The AZT winds its way through 800 miles of diverse scenery and history from Mexico to Utah, through desert, conifer and pine forests, saguaro cacti, meadows, sagebrush, the indomitable Grand Canyon, and past Humphreys Peak, the state’s highest summit.
"Nearly all of the northernmost portion of the AZT lies on the Kaibab Plateau, a Paiute word meaning “mountain lying down.” Which is fitting, because it also had that effect on me."
In backpacking, the day-to-day can be distilled down to bare necessities–food, shelter, water–your hiking partner’s quirks and habits reveal themselves quickly, from their process of setting up camp for the night, what their poop schedule is, or how they handle trail absurdities and stressors. During our time on the AZT, these ranged from scant and truly terrible water sources filled with algae and floaters, trekking off trail through a burned ravine full of ash with thunderheads looming, hitching a ride in the back of an RV, stumbling upon a fresh deer carcass on the trail–presumably eaten by a nearby mountain lion—and dealing with an aching foot rash (mine, of course) that led us to cut off several miles just before the canyon.
Throughout, Sarah, trail name “Gilligan,” is calm and collected, whereas I have a tendency to let my anxiety run rampant. A seasoned professional, Sarah prefers listening to podcasts in solitude while cruising at a breakneck pace. I prefer chatter and creating loud sounds to stave off animals at whatever speed my body can manage.
However different our approaches, it was therapeutic to reconnect without fighting to hear over drunk patrons at a bar–what would have been commonplace for us a decade prior in Boston. We laughed about the dichotomy, and revisited nights in the office that led to tears and “using our mousepads as dinner plates at 2 AM,” as Sarah put it. Desperate to interact with another human outside of our quarantine bubbles, and with nothing but time on our hands, we exchanged life updates and opinions on vaccines, immigration, wellness trends, mental health, cancer diagnoses, disordered eating, the creative industry, and beyond.
We spoke about our insecurities, how we had admired each other from afar over the years, how refreshing it was to hike alongside another woman, and how insidious and ludicrous our internalized fears were. Then we curled up and cried in fits of laughter, covered in ash and freeze dried fettuccine.

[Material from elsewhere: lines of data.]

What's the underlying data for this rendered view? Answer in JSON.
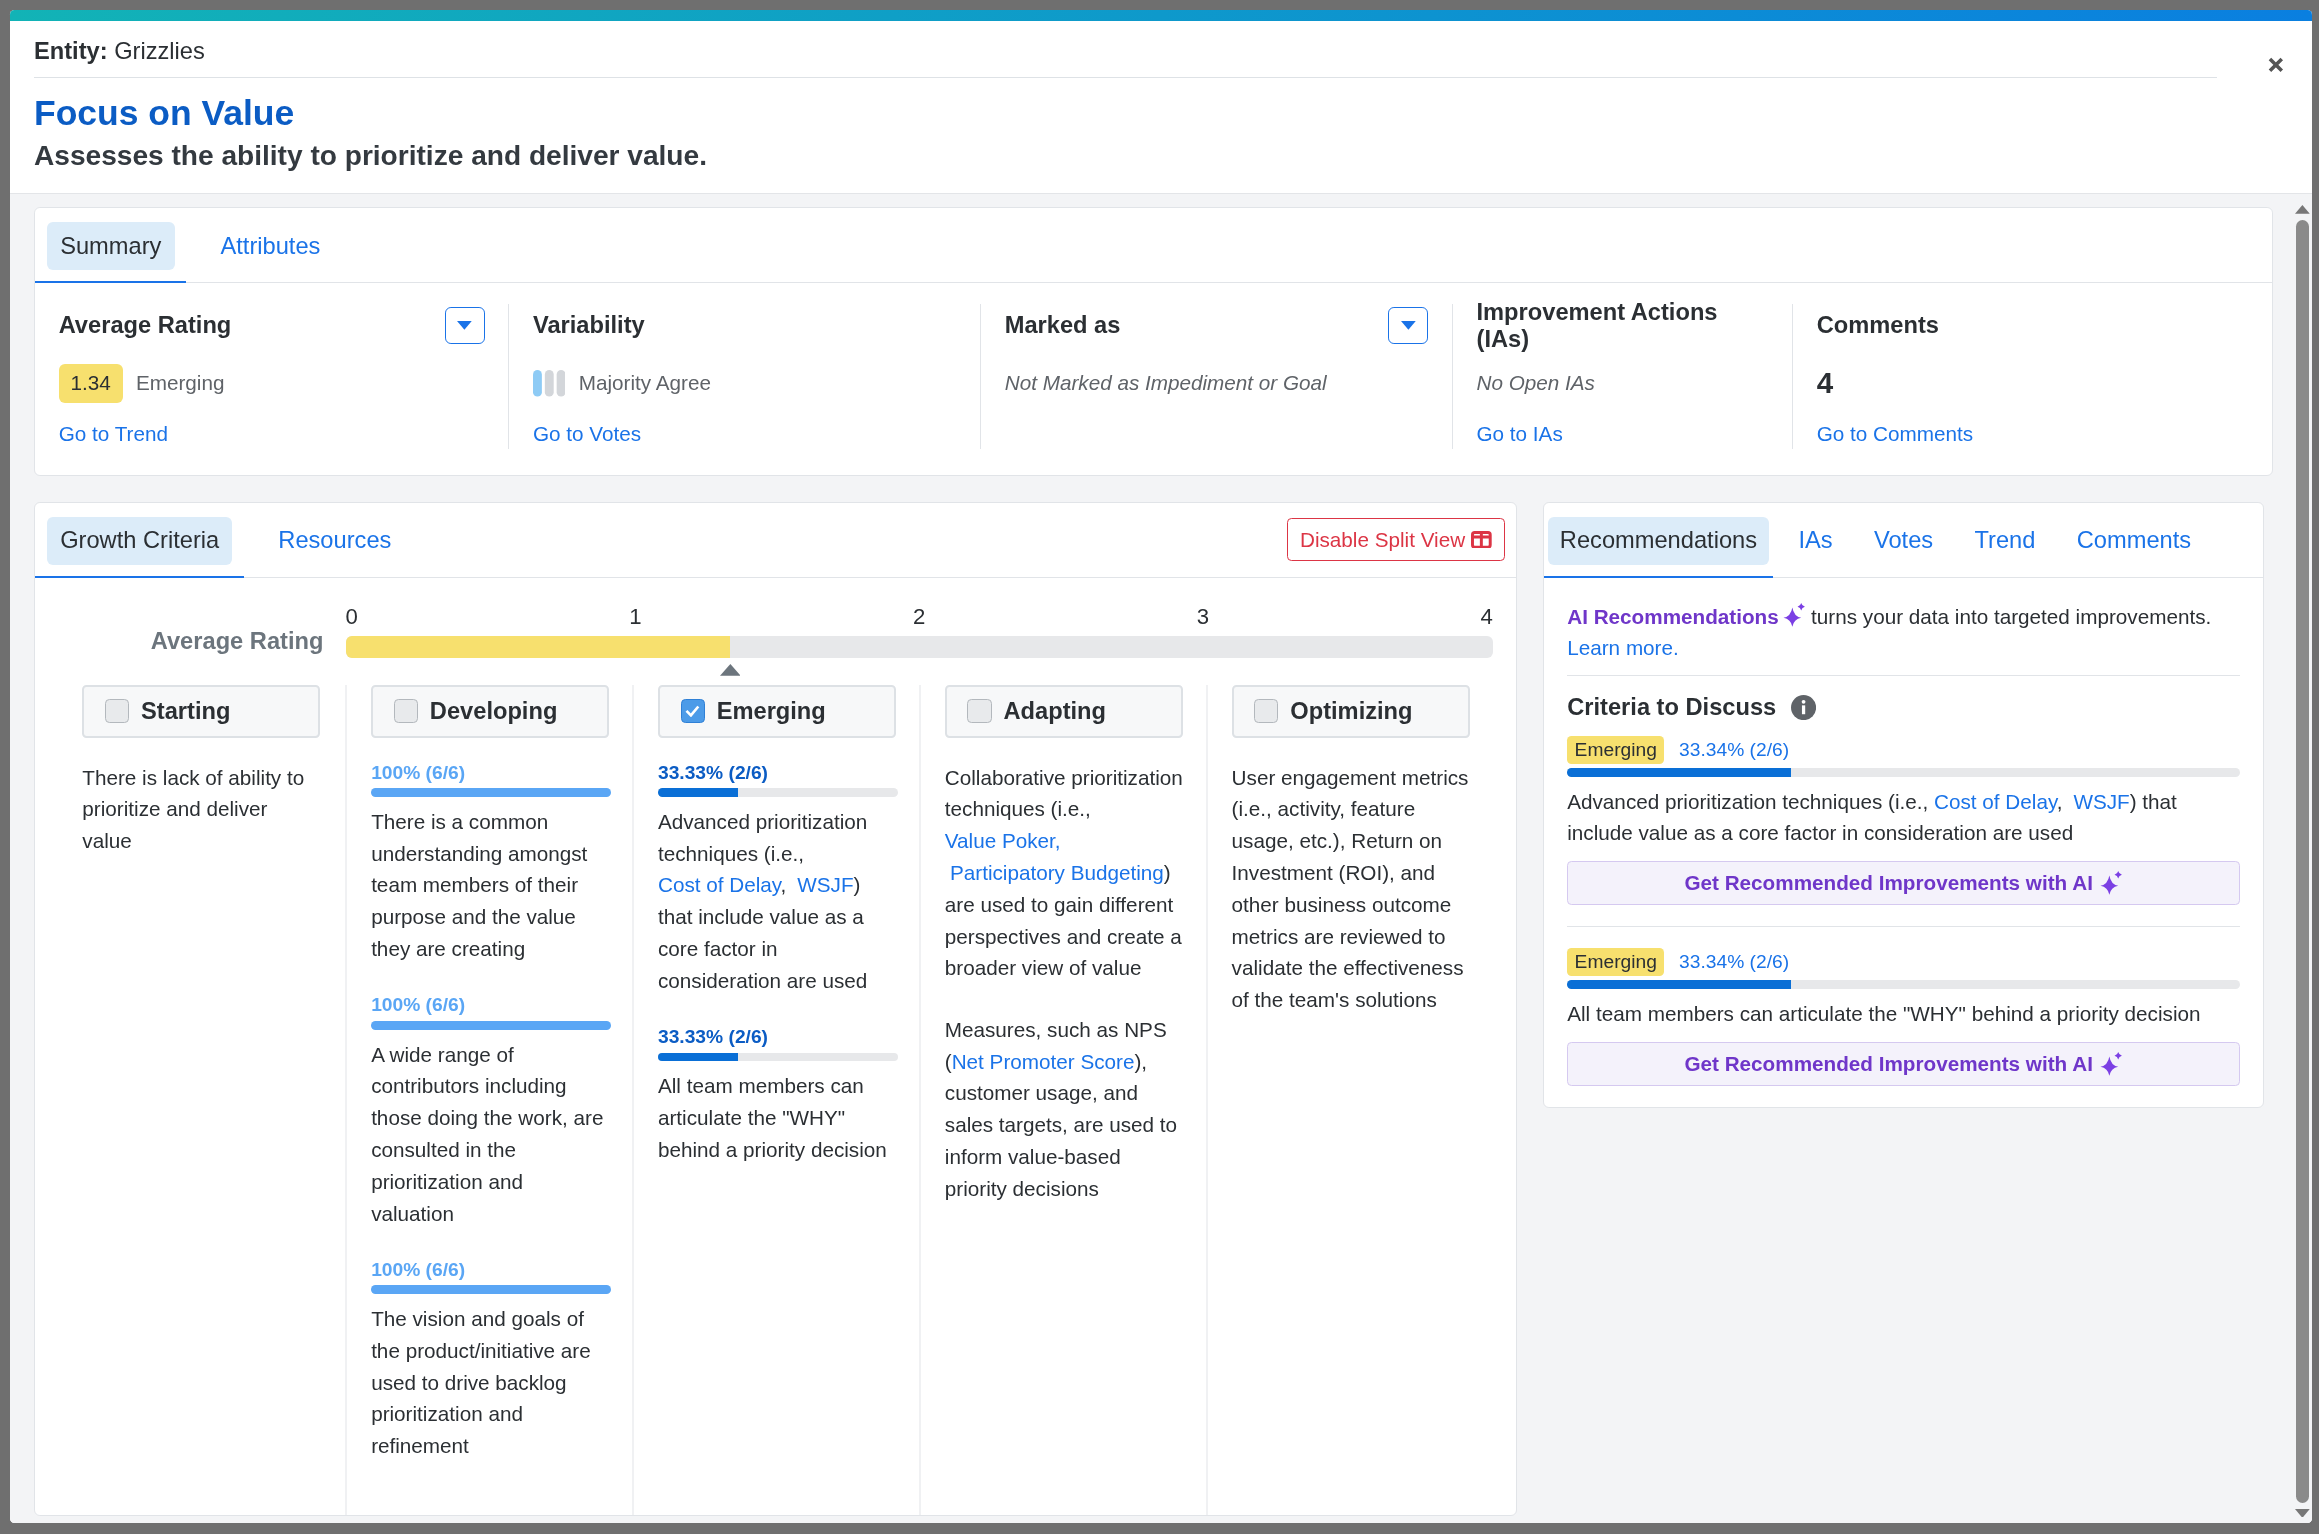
{
  "header": {
    "entity": "**Entity:** Grizzlies",
    "title": "Focus on Value",
    "subtitle": "Assesses the ability to prioritize and deliver value."
  },
  "summary": {
    "tabs": [
      {
        "label": "Summary",
        "selected": true
      },
      {
        "label": "Attributes",
        "selected": false
      }
    ],
    "cells": [
      {
        "kind": "rating",
        "title": "Average Rating",
        "dropdown": true,
        "badge": "1.34",
        "value": "Emerging",
        "link": "Go to Trend"
      },
      {
        "kind": "variability",
        "title": "Variability",
        "dropdown": false,
        "value": "Majority Agree",
        "link": "Go to Votes"
      },
      {
        "kind": "note",
        "title": "Marked as",
        "dropdown": true,
        "value": "Not Marked as Impediment or Goal"
      },
      {
        "kind": "note",
        "title": "Improvement Actions (IAs)",
        "dropdown": false,
        "value": "No Open IAs",
        "link": "Go to IAs"
      },
      {
        "kind": "count",
        "title": "Comments",
        "dropdown": false,
        "value": "4",
        "link": "Go to Comments"
      }
    ]
  },
  "growth": {
    "tabs": [
      {
        "label": "Growth Criteria",
        "selected": true
      },
      {
        "label": "Resources",
        "selected": false
      }
    ],
    "split_button": "Disable Split View",
    "scale": {
      "label": "Average Rating",
      "ticks": [
        "0",
        "1",
        "2",
        "3",
        "4"
      ],
      "level": 0.335
    },
    "columns": [
      {
        "name": "Starting",
        "checked": false,
        "items": [
          {
            "text": [
              {
                "t": "There is lack of ability to prioritize and deliver value"
              }
            ]
          }
        ]
      },
      {
        "name": "Developing",
        "checked": false,
        "items": [
          {
            "percent": "100% (6/6)",
            "level": 1,
            "text": [
              {
                "t": "There is a common understanding amongst team members of their purpose and the value they are creating"
              }
            ]
          },
          {
            "percent": "100% (6/6)",
            "level": 1,
            "text": [
              {
                "t": "A wide range of contributors including those doing the work, are consulted in the prioritization and valuation"
              }
            ]
          },
          {
            "percent": "100% (6/6)",
            "level": 1,
            "text": [
              {
                "t": "The vision and goals of the product/initiative are used to drive backlog prioritization and refinement"
              }
            ]
          }
        ]
      },
      {
        "name": "Emerging",
        "checked": true,
        "items": [
          {
            "percent": "33.33% (2/6)",
            "level": 0.3333,
            "text": [
              {
                "t": "Advanced prioritization techniques (i.e., "
              },
              {
                "t": "Cost of Delay",
                "link": true
              },
              {
                "t": ", "
              },
              {
                "t": "WSJF",
                "link": true
              },
              {
                "t": ") that include value as a core factor in consideration are used"
              }
            ]
          },
          {
            "percent": "33.33% (2/6)",
            "level": 0.3333,
            "text": [
              {
                "t": "All team members can articulate the \"WHY\" behind a priority decision"
              }
            ]
          }
        ]
      },
      {
        "name": "Adapting",
        "checked": false,
        "items": [
          {
            "text": [
              {
                "t": "Collaborative prioritization techniques (i.e., "
              },
              {
                "t": "Value Poker,",
                "link": true
              },
              {
                "t": "Participatory Budgeting",
                "link": true
              },
              {
                "t": ") are used to gain different perspectives and create a broader view of value"
              }
            ]
          },
          {
            "text": [
              {
                "t": "Measures, such as NPS ("
              },
              {
                "t": "Net Promoter Score",
                "link": true
              },
              {
                "t": "), customer usage, and sales targets, are used to inform value-based priority decisions"
              }
            ]
          }
        ]
      },
      {
        "name": "Optimizing",
        "checked": false,
        "items": [
          {
            "text": [
              {
                "t": "User engagement metrics (i.e., activity, feature usage, etc.), Return on Investment (ROI), and other business outcome metrics are reviewed to validate the effectiveness of the team's solutions"
              }
            ]
          }
        ]
      }
    ]
  },
  "recommendations": {
    "tabs": [
      {
        "label": "Recommendations",
        "selected": true
      },
      {
        "label": "IAs",
        "selected": false
      },
      {
        "label": "Votes",
        "selected": false
      },
      {
        "label": "Trend",
        "selected": false
      },
      {
        "label": "Comments",
        "selected": false
      }
    ],
    "intro_brand": "AI Recommendations",
    "intro_text": " turns your data into targeted improvements.",
    "learn_more": "Learn more.",
    "section_title": "Criteria to Discuss",
    "criteria": [
      {
        "badge": "Emerging",
        "percent": "33.34% (2/6)",
        "level": 0.3334,
        "text": [
          {
            "t": "Advanced prioritization techniques (i.e., "
          },
          {
            "t": "Cost of Delay",
            "link": true
          },
          {
            "t": ", "
          },
          {
            "t": "WSJF",
            "link": true
          },
          {
            "t": ") that include value as a core factor in consideration are used"
          }
        ],
        "button": "Get Recommended Improvements with AI"
      },
      {
        "badge": "Emerging",
        "percent": "33.34% (2/6)",
        "level": 0.3334,
        "text": [
          {
            "t": "All team members can articulate the \"WHY\" behind a priority decision"
          }
        ],
        "button": "Get Recommended Improvements with AI"
      }
    ]
  }
}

Fortunately for us, we both preferred sleeping in and slow mornings with coffee. On our final day before hiking from Bright Angel Campground to the South Rim, we woke up to an emptied canyon floor around 8:30 AM, other hikers opting to depart before dawn to stay cool on the arduous 4,380ft climb up.
During the final three miles on the now-bustling trail, our pace aligned with two friends, Dave and Bill, who had hiked down to the Colorado River and were heading back up. We bonded over our shared fatigue–Sarah and I looked especially haggard and burdened by our larger-than-average packs, and Dave was bonking after only eating part of a granola bar. We struck up a conversation and eventually celebrated our respective journeys together over a kitschy steak dinner in town.
It was also a chance to celebrate my newly gifted trail name, “Sweeps,” which Sarah dubbed me due to my ash encrusted disposition reminiscent of a Mary Poppins extra.
At some point, one of our new friends mentioned how risky it had been for us to spend nearly 10 days together after 10 years apart. What if we didn’t get along? What if we realized we had nothing in common? When the idea of our trip was still budding, I knew how we had both survived the grind of our old jobs together–with humor–and it translated easily to hiking alongside one another for 100 miles.
Sometimes it seems like fate wills people back into our lives again, and sometimes it’s up to us to take a risk by asking an old friend to go for a walk.